Kent Barton is a scholarship-honor graduate of the Layton School of Art in Milwaukee, Wisconsin. Following graduation he became the Art Director of Ave Maria Magazine, published at Notre Dame University. He moved to New York City and was Art Director of Newsweek Magazine’s Special Projects Division for several years before moving to South Florida, where he became a designer and illustrator for the Miami Herald. He was Chief Artist at the Herald for eight years, building the Art Department to a total of fourteen designers and graphic artists and directing all graphics and illustration for 30 various sections and editions of the newspaper. During this time his scratchboard illustrations won numerous awards, and were nationally syndicated by News America Syndicate. Barton became Art Director of Sunshine Magazine, the Sunday magazine of the Sun-Sentinel newspaper in Fort Lauderdale, Florida. As Art Director he was involved in all story and headline conferences, worked with the editor in planning the weekly magazine, assigned all illustration and photography, and designed all cover and editorial pages. He also illustrated an occasional story. In the early 90’s, Barton moved to the North Georgia Mountains to pursue freelance illustration full time. His scratchboard illustrations appeared in every Graphis Annual for eight years and have been featured in Communication Arts, American Illustration, and Society of Illustrators annuals as well as several books on scratchboard. Awards include two Silver Awards for Illustration Excellence from the Society of Newspaper Designers and two merit awards from the Art Directors Club of New York. In 1995 Barton’s artwork for Partnership For a Drug Free America garnered a medal in “The One Show.” Barton also received two Addy Awards from the Advertising Federation of America for illustrations used as promotions by Pepsi. His Illustration clients include The New Yorker, Time, The Wall Street Journal, Reader’s Digest, The L.A. Times, Crain’s Chicago Business, The Weekly Standard, Pepsi Co., The Franklin Mint, Saatchi and Saatchi, Parker Brothers, Clorox Inc., and Audi, among others. In 2003 Barton completed work for the Wright Dunbar Interpretive center, culminating in life size figures of the Wright Brothers for an interactive exhibit in the museum. He was also commissioned the same year to illustrate six portraits of sports figures permanently displayed as metal plaques in the University of Oregon football stadium. In 2005 and 2007 he was commissioned to execute several murals for Liberty Pointe Bank that were installed in NYC and New Jersey. Barton currently lives and works in Virginia.

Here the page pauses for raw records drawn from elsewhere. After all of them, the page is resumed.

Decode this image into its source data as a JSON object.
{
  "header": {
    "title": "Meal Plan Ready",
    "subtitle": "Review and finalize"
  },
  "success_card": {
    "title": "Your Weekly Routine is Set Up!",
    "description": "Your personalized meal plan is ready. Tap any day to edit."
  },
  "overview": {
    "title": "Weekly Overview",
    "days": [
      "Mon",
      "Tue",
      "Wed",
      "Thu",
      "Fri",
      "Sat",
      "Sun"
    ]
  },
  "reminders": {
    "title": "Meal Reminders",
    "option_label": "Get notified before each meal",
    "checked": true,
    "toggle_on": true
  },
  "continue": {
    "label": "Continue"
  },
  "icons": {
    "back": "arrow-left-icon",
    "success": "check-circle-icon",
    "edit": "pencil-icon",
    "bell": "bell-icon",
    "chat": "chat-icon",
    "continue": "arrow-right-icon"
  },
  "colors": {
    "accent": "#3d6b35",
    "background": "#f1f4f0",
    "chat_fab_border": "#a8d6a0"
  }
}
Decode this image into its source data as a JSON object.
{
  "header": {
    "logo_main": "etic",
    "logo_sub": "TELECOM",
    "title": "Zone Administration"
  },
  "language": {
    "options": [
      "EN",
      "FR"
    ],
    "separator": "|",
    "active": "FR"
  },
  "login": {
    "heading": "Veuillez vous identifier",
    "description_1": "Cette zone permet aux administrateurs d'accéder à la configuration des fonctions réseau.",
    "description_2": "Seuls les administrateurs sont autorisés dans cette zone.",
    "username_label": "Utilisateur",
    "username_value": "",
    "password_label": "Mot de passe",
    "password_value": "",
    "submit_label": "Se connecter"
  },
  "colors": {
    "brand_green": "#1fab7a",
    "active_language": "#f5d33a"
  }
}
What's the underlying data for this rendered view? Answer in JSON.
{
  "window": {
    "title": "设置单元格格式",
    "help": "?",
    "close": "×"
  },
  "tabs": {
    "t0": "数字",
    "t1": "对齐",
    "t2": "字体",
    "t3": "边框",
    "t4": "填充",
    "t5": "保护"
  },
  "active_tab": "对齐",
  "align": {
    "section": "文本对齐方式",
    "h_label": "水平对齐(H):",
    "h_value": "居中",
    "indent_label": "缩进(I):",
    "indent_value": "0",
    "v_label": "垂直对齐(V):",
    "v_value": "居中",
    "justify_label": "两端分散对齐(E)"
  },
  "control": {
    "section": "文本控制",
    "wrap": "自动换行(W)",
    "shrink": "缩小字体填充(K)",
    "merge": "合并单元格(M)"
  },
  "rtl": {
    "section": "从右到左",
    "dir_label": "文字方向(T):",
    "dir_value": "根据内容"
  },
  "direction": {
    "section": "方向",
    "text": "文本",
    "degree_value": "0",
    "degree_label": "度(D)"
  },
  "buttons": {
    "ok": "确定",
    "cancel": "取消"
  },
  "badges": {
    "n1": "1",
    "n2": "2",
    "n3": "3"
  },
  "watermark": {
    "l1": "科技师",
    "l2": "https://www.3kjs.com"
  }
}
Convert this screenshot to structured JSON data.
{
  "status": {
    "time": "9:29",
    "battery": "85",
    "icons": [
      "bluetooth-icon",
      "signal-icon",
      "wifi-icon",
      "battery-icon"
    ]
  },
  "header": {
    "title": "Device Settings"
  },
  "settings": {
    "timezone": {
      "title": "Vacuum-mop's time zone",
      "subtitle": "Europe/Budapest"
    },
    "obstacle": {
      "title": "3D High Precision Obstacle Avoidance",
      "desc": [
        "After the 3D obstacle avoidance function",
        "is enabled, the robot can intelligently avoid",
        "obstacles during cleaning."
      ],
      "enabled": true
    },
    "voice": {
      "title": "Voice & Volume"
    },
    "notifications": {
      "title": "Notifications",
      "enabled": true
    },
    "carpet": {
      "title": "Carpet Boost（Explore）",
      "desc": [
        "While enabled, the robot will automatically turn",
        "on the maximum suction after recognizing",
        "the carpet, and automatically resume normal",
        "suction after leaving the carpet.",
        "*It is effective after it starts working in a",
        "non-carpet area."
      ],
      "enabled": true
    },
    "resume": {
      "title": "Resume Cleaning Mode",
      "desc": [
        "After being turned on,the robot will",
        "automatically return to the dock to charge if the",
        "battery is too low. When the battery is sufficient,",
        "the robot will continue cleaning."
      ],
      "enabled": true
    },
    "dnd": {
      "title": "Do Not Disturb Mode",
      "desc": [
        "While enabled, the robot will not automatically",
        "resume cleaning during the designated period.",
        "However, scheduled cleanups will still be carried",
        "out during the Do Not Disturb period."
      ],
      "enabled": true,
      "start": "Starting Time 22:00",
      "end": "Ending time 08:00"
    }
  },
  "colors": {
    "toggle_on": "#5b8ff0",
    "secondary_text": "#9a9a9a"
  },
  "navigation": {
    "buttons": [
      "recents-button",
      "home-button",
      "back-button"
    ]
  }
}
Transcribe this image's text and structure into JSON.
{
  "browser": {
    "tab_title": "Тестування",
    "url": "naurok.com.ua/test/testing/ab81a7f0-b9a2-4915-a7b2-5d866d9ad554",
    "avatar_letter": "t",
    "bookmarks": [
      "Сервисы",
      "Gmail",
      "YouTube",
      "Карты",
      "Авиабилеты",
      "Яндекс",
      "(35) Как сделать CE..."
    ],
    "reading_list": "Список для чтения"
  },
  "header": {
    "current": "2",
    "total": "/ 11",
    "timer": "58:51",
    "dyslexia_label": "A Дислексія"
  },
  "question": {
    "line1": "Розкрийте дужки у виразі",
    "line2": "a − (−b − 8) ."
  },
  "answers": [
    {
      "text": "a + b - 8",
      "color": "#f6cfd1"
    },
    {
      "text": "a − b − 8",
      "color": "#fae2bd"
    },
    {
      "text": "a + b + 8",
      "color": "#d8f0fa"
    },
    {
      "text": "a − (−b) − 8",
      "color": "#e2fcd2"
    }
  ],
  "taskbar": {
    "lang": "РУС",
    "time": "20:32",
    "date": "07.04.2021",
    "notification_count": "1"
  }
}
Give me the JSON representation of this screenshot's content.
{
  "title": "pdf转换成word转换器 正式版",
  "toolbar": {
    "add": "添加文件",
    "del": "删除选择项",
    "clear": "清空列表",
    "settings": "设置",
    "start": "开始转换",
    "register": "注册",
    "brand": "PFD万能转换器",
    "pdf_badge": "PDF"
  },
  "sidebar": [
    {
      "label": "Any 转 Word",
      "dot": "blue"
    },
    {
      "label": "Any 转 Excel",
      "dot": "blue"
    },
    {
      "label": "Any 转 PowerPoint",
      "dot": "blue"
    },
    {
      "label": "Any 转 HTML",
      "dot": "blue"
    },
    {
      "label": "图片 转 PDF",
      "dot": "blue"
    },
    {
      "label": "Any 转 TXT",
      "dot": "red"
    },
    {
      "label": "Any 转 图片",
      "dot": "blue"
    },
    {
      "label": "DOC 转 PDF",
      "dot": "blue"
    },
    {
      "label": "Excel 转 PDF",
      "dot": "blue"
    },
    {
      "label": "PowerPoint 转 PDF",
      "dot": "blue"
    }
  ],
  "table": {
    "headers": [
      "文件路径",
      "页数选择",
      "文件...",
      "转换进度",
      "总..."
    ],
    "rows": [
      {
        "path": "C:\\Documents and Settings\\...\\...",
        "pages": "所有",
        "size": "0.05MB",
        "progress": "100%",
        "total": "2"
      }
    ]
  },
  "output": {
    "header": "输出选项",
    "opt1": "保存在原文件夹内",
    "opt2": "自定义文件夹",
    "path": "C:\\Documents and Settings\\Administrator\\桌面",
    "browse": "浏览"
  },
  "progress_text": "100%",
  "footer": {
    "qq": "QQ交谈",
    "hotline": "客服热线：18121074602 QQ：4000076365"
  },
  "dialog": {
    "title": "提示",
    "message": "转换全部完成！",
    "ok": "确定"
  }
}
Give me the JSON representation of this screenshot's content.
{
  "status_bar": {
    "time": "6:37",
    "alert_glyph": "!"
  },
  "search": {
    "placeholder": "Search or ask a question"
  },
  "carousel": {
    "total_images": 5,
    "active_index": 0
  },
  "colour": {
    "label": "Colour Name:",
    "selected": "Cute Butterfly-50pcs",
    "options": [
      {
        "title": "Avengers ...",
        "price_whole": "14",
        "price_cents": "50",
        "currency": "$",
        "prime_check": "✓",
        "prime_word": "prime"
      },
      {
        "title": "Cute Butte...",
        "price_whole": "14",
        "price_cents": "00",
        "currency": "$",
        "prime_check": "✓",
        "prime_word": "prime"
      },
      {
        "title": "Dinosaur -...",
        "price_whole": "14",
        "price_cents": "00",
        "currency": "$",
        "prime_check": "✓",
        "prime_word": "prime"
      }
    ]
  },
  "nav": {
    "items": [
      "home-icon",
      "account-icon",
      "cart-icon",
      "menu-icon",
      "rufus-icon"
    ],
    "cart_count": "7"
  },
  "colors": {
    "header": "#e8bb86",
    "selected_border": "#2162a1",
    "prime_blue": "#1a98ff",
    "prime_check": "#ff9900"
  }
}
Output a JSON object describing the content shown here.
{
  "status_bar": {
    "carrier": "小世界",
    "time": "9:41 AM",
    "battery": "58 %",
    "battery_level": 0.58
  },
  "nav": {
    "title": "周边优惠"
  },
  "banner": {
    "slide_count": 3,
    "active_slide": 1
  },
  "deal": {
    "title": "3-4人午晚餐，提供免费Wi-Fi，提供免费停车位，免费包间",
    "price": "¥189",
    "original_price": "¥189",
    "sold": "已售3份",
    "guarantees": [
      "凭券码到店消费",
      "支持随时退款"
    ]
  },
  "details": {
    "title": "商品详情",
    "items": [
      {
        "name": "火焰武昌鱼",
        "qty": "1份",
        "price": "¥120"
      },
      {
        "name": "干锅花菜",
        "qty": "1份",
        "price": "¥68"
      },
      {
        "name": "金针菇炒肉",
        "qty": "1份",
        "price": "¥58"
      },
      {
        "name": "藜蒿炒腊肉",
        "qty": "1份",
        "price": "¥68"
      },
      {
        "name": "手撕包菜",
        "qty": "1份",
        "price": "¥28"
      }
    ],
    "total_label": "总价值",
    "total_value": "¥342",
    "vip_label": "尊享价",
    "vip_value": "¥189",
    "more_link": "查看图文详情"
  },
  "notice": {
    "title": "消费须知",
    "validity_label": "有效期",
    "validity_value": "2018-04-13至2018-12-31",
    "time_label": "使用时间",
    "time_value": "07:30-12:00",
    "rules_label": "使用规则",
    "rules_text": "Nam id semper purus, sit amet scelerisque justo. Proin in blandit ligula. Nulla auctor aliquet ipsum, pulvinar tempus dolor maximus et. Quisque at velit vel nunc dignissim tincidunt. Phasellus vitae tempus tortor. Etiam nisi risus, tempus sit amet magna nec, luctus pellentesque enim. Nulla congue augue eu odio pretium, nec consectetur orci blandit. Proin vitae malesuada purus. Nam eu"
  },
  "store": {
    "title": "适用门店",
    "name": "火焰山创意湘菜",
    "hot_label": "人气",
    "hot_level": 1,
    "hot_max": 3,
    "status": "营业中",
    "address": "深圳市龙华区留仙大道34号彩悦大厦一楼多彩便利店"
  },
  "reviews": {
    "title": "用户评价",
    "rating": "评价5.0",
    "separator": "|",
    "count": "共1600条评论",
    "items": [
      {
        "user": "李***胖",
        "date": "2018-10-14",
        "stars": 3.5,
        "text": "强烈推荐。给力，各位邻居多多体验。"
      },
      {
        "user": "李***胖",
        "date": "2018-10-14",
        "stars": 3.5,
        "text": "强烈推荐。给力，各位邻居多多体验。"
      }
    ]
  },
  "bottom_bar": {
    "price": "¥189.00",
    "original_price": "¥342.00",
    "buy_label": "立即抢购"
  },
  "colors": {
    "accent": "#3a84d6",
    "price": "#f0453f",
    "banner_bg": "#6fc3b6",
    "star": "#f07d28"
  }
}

The New Yorker
The Wall Street Journal
The L.A. Times
Crain’s Chicago Business
The Weekly Standard
The Franklin Mint
Saatchi and Saatchi
In the beginning stages of an environmental work, I try to find out as much as possible about the space it will occupy and how people will move through that space. Historic timelines are often involved, and I try to obtain all the visual material that inspired the client. I begin my own research, both visual and textual, immersing myself in the fashions, furnishings, materials, fabrics, crafts, artists of the period, anything and everything that may spark an idea. My wife, a teacher, writer, and family historian, is an invaluable aid in this process.
Once I have all my visual reference, I begin sketches. If there is a timeline, I organize the flow of the visual elements to take the viewer through the progression of years in a clear and easily understood way. Mixing portraits of pivotal or iconic individuals with scenes and architecture from the period, I try to move viewers into the art through varying perspectives, guiding them around the entire composition as they follow the order of the timeline. For example, The Settlement of The West mural flows from right to left, or East to West as the points on a compass, and all the visual elements are composed to move the viewer’s eye in the direction followed by western migration over 150 years ago. The Gunfighter mural does the same thing. Both may be viewed either from left to right (most recent to oldest), or right to left. Elements are grouped in sections, inviting viewers into the art, encouraging them to linger in one period or another as they choose.
My sketches are made up of many layers of tissue paper, as I alter sizes and move elements around until I achieve an effective balance and composition. Once I have a rough idea of the overall flow, I render tighter tissues of all the elements, taping them together for final approval by the client. I try to resolve everything in the sketch stage, as scratchboard is not a medium that lends itself to changes at the finished stage. In working into the board I always attempt to convey the look and ‘feel’ of the surfaces I am rendering. I enjoy trying to convey the differences between metal and flesh, silk and wood, soft and hard, shiny and dull, etc.
The line work of the scratchboard, usually done in black or sepia, becomes the foundation for the color, which is applied at the final stages of finishing the art. I often tend to mix media throughout the entire process, scratching, painting, fading back and ‘aging’ with steel wool, drawing and inking, pasting in type, even resorting to collage at times. When I’m finally satisfied, the finished piece is brushed with clear acrylic.